April 2008, Volume 4, Issue 4
Published by AEGIS Communications
From the Editor
From time to time, seemingly benign topics can elicit strong emotions from individuals when they become passionate about issues that are important to them. Advanced education and life-long learning in dentistry are such subjects, especially when different types of educators begin to take sides against one another.
This month the Inside Dentistry cover feature presentation examines what the driving forces are behind different types of education and learning opportunities in the dental profession. Some of these may take place in a traditional setting (ie, dental schools), while others may take place at private institutes, whether well-respected or equated with charlatans. Some of them take place at annual dental organization meetings with support from dental product manufacturers, while others are blatantly exclusive manufacturer-sponsored events.
Attendees, Beware. Some of the instruction—seminars, private institutes, symposium, hands-on certification programs—is useful and beneficial to the dental professionals who attend those courses, programs, or sessions. They’re taught by individuals with a wealth and breadth of experience, not what some may consider to be limited, specially cultivated styles of teaching. Other programs may be deemed nothing more than systematic, self-serving agendas of eventsand requirements.
You Must Judge for Yourself, But Ask Around. It’s not the intent of the staff or publishers of Inside Dentistry to determine which is which. Rather, we’ve presented information in this issue about, and examples of, the types of learning and education opportunities that dental professionals may encounter as they look to satisfy their life-long learning needs. We’ve also suggested some criteria that may be helpful when judging for one’s self what programs are valid, scientifically based, accredited, and worth participating in. We’ve also explained what different terms mean and entail. I also encourage you to evaluate the history of the individual or institute whose programs you are attending. Do they have a good track record, or have they been responsible for teaching many of the techniques that have resulted in significant failures in our profession? I show a slide of six major failures that have occurred over the past 20 years. All were taught in CE programs, and most should have been avoided had the lecturers based their decisions onscientifically available evidence rather than on manufacturer’s information.

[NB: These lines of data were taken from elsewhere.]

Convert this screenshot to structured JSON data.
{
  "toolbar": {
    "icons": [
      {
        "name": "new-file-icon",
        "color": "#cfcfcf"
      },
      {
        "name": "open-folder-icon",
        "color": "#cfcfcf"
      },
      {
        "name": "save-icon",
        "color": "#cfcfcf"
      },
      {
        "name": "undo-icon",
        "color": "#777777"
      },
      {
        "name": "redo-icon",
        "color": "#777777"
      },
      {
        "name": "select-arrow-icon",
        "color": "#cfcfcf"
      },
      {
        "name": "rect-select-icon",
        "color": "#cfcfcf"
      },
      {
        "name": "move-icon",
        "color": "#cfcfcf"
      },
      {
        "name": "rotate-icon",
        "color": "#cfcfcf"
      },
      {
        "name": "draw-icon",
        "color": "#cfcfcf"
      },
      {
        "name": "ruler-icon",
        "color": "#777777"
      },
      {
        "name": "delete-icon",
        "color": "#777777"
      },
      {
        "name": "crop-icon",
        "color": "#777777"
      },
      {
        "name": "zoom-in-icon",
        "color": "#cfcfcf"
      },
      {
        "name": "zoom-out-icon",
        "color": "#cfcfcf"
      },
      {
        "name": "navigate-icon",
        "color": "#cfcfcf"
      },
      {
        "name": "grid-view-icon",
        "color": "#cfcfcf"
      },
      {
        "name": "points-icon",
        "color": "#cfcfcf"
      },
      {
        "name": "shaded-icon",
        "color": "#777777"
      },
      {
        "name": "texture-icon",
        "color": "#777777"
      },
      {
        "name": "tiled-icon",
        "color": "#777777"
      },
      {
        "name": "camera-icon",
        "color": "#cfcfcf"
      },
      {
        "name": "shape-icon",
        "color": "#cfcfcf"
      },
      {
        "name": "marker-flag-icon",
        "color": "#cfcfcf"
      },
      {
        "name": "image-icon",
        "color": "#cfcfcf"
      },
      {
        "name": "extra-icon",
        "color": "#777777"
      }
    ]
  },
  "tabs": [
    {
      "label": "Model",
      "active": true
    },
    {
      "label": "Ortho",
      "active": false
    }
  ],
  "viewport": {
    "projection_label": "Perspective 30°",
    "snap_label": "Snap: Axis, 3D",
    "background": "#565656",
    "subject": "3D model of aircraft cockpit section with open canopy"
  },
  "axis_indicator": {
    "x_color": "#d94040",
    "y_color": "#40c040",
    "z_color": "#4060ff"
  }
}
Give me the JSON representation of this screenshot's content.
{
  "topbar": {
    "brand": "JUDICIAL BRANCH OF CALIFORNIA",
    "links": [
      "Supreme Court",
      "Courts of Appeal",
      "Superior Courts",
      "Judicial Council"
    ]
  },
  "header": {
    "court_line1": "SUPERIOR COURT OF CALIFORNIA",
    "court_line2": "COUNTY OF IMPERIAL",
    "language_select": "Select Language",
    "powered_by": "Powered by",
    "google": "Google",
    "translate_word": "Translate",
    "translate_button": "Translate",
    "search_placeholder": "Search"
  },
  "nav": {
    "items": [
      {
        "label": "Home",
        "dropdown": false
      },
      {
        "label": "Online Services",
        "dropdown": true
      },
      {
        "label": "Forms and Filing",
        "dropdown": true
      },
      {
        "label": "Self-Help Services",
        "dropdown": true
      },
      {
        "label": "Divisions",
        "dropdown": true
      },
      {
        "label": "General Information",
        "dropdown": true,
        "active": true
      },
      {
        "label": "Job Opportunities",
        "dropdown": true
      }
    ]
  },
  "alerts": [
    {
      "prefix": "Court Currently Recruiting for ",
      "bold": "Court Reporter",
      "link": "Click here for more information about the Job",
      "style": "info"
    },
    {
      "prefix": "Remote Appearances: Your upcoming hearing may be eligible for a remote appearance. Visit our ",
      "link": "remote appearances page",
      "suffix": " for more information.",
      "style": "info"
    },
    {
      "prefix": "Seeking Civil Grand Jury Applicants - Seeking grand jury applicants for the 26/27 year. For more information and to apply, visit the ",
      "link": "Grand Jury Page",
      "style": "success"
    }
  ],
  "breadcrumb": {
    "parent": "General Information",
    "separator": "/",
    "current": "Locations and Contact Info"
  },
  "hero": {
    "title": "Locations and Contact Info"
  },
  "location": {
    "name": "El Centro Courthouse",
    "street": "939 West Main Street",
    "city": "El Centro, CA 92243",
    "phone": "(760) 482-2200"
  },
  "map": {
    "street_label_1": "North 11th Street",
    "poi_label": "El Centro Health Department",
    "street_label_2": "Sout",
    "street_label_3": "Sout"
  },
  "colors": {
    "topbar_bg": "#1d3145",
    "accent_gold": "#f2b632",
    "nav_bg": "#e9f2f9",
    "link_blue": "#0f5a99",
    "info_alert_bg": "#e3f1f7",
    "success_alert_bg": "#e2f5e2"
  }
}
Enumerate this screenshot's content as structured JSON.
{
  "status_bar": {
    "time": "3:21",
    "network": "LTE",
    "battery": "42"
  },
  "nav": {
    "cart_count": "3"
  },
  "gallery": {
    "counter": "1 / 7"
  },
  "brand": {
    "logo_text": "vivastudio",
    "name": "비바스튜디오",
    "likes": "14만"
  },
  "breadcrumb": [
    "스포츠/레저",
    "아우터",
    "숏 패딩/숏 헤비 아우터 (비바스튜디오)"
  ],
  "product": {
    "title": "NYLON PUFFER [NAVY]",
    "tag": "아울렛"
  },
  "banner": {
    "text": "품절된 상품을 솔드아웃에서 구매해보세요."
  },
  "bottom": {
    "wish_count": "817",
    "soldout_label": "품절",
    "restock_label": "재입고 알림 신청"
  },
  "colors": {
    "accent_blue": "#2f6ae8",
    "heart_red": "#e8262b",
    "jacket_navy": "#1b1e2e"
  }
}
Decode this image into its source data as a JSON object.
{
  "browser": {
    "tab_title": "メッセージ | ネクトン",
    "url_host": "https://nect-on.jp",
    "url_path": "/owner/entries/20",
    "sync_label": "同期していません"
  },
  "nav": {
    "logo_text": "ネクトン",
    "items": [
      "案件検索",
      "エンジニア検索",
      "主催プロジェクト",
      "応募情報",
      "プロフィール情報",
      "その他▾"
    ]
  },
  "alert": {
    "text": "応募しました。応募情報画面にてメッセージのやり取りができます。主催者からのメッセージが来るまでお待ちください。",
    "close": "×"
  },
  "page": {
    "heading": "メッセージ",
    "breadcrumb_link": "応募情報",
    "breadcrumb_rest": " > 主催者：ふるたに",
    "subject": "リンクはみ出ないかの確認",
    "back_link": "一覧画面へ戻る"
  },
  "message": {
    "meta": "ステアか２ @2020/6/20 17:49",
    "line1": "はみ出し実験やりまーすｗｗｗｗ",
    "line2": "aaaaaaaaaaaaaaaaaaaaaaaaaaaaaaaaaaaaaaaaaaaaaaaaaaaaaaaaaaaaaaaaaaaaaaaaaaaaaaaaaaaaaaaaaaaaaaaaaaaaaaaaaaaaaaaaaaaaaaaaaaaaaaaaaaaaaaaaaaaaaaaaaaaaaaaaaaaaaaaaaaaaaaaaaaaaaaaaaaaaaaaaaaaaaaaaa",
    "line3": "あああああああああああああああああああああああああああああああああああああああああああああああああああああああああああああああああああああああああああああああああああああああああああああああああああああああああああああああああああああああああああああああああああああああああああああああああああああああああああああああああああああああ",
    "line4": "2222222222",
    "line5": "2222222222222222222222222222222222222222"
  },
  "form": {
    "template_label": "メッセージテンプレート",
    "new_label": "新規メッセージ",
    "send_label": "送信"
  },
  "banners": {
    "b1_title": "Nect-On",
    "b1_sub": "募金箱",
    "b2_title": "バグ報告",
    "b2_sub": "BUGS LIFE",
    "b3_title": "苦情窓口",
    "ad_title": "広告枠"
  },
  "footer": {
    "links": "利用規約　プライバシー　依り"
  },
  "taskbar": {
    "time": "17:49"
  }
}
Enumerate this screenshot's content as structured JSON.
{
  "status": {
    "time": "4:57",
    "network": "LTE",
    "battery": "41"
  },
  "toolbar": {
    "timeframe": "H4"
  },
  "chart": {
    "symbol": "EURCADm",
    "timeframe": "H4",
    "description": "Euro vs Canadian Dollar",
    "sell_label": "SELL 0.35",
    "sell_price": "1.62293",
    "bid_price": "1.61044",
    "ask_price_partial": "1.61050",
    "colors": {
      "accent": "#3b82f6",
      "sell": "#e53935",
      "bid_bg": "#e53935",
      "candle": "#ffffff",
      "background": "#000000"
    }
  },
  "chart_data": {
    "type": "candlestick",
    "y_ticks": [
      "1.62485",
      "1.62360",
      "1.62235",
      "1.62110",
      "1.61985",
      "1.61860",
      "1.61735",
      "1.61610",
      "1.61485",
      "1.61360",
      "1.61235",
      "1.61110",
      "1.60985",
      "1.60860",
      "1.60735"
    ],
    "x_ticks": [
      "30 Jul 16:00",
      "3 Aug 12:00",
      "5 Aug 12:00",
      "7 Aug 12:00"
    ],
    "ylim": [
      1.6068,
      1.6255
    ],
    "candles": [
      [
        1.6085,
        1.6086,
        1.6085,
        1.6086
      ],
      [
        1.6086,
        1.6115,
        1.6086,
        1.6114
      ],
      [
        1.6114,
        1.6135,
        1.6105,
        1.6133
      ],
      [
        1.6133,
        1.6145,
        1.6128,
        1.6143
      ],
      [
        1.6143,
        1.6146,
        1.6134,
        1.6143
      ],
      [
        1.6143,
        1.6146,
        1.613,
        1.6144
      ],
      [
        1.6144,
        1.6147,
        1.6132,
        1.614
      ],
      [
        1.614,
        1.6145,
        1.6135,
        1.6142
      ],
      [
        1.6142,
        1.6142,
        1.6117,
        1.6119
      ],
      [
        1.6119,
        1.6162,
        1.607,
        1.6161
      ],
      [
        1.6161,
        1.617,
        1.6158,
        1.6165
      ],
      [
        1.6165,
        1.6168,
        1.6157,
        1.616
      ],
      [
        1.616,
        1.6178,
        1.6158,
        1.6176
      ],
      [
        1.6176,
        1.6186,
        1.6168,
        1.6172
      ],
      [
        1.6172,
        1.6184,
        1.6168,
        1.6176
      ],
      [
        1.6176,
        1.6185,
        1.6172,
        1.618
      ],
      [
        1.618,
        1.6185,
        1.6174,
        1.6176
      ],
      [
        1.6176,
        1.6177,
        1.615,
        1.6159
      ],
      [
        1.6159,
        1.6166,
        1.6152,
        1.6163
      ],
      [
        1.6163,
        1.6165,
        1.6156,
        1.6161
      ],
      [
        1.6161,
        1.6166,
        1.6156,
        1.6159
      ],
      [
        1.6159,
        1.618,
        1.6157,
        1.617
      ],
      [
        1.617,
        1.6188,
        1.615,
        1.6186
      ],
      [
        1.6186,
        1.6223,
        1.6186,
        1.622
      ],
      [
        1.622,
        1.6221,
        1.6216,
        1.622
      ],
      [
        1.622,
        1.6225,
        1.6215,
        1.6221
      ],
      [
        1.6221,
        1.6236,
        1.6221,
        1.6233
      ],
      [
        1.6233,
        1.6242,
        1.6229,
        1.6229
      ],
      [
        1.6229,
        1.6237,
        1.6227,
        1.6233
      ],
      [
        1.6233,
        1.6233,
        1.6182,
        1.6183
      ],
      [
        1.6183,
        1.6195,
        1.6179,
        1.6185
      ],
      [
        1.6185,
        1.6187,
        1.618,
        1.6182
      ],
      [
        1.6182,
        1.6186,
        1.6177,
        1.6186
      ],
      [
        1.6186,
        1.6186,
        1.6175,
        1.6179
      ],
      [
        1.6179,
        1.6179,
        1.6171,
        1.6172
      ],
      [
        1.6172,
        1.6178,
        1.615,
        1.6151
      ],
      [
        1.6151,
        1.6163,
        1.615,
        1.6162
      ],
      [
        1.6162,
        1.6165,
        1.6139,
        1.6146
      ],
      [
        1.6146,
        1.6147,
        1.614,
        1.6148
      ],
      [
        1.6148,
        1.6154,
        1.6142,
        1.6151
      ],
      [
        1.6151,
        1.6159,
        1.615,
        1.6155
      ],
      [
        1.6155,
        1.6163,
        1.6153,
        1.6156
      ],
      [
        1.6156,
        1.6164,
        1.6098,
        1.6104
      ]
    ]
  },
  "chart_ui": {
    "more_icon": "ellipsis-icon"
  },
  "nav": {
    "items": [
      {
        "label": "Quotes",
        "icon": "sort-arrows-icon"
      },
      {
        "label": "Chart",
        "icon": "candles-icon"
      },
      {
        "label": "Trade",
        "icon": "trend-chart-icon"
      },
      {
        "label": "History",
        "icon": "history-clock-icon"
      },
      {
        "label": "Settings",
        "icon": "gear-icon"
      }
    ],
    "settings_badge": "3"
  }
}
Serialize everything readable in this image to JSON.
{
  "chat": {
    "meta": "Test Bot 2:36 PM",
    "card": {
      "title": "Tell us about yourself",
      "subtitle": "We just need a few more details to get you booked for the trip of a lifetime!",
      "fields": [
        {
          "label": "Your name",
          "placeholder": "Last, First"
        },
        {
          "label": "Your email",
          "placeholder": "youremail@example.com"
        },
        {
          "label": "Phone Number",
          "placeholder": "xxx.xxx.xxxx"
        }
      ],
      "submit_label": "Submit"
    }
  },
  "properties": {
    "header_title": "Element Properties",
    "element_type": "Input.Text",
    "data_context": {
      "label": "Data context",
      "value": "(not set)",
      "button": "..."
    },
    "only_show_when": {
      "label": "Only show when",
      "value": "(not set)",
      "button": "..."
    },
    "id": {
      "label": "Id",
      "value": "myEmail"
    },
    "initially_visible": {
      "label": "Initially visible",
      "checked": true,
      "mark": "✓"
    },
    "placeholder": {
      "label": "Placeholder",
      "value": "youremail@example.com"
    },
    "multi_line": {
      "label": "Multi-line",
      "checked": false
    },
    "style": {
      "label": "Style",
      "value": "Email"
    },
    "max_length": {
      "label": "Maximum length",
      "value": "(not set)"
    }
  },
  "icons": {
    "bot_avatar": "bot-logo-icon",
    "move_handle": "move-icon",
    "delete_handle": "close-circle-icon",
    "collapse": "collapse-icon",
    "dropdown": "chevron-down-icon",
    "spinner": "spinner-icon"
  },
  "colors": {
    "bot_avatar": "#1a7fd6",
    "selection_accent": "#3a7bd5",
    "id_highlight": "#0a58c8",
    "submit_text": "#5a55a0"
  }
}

It’s Not All Good or Bad. For this reason, I encourage you to read our cover feature and its related sidebars so that you can better evaluate for yourself exactly who’s behind the podium the next time you’re considering attending an advanced or continuing education or learning experience. Manufacturer support does not necessarily corrupt the validity of the information that’s being presented. Full disclosure of commercial support or potential conflict of interest likewise does not guarantee a worthwhile and meaningful instructional experience that lives up to the attendees’ expectations. The more you know about the education opportunities that are available to you, the more you can gain from those opportunities that you wish to pursue.
We hope you enjoy this issue and find that it enhances your ability to examine and evaluate different learning and education opportunities, whether they be 1- or 2-day seminars at dental schools, 3-hour lectures at annual conferences, or hands-on symposia at private institutes. We also hope that it enables you to better weigh your options when itcomes to your choices. Please send us your feedback to firstname.lastname@example.org. As I emphasize each month, your thoughts, opinions, and reactions motivate us to continually improve our clinical content and coverage of the topics impacting our profession. Thank you for reading and for your continued support.
With warm regards,